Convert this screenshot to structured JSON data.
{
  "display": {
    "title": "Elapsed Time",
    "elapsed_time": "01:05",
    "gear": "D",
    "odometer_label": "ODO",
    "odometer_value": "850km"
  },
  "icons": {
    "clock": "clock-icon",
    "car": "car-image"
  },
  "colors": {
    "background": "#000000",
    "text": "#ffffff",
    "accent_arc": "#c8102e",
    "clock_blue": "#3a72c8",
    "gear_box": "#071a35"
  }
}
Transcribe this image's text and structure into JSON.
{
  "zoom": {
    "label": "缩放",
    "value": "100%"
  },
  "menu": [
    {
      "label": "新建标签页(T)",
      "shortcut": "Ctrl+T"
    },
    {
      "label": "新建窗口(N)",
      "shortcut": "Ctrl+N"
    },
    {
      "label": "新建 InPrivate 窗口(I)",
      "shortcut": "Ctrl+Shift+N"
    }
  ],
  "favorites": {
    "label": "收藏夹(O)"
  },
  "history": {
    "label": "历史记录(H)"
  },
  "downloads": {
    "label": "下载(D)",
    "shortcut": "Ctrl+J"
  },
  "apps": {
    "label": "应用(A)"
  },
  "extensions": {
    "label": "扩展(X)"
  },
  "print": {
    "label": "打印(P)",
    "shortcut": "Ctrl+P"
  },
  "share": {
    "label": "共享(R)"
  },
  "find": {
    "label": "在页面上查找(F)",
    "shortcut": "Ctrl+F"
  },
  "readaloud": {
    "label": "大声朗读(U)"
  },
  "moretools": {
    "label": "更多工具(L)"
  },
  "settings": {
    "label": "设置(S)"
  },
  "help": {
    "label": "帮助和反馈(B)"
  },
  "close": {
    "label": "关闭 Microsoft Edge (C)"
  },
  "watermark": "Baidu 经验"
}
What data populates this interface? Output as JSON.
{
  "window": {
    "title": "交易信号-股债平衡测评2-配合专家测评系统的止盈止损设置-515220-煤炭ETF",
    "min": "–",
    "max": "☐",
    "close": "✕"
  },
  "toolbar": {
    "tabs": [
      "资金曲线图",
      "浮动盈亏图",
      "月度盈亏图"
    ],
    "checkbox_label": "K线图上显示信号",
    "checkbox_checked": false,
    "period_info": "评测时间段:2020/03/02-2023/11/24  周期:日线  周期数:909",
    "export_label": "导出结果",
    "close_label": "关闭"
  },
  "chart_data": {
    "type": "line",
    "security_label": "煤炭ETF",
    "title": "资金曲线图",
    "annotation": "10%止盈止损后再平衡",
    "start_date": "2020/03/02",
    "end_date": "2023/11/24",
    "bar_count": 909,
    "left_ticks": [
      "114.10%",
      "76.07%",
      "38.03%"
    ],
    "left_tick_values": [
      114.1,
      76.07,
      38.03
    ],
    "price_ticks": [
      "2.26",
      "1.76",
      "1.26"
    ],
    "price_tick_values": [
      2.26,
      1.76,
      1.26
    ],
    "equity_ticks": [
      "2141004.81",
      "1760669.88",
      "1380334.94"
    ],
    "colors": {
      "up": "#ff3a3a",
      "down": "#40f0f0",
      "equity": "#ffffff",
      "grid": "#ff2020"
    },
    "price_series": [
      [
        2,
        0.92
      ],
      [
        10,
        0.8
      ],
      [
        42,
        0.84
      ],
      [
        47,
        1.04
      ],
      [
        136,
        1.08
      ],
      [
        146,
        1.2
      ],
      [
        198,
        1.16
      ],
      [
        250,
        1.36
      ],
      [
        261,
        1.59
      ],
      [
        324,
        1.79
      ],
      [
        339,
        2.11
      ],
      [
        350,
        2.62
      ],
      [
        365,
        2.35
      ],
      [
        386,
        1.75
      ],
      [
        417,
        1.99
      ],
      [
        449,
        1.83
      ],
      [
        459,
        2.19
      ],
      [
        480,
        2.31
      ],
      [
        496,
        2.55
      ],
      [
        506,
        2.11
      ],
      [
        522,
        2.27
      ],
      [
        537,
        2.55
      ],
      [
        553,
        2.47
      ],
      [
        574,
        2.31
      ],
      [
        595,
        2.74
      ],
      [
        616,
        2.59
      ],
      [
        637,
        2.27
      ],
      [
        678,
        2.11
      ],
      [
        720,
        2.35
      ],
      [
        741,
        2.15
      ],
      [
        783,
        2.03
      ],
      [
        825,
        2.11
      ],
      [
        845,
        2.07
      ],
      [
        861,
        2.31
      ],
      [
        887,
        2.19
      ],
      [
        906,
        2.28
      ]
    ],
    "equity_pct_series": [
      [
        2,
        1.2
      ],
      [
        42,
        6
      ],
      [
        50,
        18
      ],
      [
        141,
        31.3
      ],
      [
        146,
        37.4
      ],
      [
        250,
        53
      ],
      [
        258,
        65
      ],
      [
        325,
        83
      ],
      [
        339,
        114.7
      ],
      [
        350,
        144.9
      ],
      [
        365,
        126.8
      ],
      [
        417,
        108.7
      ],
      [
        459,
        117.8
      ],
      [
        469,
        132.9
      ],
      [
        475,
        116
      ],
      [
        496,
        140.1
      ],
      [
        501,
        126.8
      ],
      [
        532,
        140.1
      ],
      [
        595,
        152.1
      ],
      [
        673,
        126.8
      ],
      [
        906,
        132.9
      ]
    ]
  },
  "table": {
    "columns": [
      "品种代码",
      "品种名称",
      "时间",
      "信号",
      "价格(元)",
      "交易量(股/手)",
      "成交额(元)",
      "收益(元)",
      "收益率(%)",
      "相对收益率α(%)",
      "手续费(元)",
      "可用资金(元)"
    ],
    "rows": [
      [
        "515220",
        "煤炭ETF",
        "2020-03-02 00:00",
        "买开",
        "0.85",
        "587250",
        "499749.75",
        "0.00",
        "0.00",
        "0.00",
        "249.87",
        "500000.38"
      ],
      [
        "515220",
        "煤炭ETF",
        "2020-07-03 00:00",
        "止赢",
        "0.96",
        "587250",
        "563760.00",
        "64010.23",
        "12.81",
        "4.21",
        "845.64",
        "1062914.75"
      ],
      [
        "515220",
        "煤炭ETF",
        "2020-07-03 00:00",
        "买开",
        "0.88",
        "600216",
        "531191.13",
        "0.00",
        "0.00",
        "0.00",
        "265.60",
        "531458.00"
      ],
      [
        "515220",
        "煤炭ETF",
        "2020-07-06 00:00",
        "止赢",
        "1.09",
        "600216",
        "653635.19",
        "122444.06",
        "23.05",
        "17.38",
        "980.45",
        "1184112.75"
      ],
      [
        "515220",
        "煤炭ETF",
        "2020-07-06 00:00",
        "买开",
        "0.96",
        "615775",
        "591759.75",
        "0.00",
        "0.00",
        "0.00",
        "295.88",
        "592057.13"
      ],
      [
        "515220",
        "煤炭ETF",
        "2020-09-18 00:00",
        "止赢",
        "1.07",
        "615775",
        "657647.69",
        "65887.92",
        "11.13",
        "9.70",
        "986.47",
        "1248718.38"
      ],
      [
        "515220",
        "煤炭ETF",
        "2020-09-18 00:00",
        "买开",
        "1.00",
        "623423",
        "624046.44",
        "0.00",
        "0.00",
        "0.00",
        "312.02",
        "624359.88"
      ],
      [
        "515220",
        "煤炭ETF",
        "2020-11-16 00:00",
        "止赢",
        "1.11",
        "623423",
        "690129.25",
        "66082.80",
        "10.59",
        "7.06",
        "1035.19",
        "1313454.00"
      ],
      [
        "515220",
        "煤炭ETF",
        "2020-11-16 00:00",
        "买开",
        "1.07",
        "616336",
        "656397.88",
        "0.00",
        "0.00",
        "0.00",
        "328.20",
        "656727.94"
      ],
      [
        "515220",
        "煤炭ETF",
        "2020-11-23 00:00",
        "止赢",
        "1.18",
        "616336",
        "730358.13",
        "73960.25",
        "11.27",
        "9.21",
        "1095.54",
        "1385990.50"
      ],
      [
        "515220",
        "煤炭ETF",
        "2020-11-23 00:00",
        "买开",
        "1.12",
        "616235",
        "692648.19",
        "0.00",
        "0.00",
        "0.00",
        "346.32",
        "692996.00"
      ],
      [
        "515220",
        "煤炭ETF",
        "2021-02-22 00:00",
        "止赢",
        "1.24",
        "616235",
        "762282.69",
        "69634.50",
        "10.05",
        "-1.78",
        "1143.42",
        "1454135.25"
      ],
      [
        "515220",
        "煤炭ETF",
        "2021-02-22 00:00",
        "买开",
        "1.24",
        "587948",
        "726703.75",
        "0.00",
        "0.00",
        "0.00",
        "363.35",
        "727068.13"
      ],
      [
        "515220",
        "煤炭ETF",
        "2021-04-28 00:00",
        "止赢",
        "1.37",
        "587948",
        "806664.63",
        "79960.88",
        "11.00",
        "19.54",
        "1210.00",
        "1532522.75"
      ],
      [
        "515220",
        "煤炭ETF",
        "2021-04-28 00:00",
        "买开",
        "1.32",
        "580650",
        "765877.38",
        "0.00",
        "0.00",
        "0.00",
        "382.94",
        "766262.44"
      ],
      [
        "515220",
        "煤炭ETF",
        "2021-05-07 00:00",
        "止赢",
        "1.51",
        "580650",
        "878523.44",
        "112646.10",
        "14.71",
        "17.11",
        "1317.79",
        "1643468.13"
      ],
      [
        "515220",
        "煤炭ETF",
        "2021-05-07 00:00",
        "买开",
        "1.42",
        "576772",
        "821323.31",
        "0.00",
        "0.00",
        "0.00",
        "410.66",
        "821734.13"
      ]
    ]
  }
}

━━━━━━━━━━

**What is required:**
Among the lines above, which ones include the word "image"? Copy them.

**Response to the exercise:**
    "car": "car-image"
Transcribe this image's text and structure into JSON.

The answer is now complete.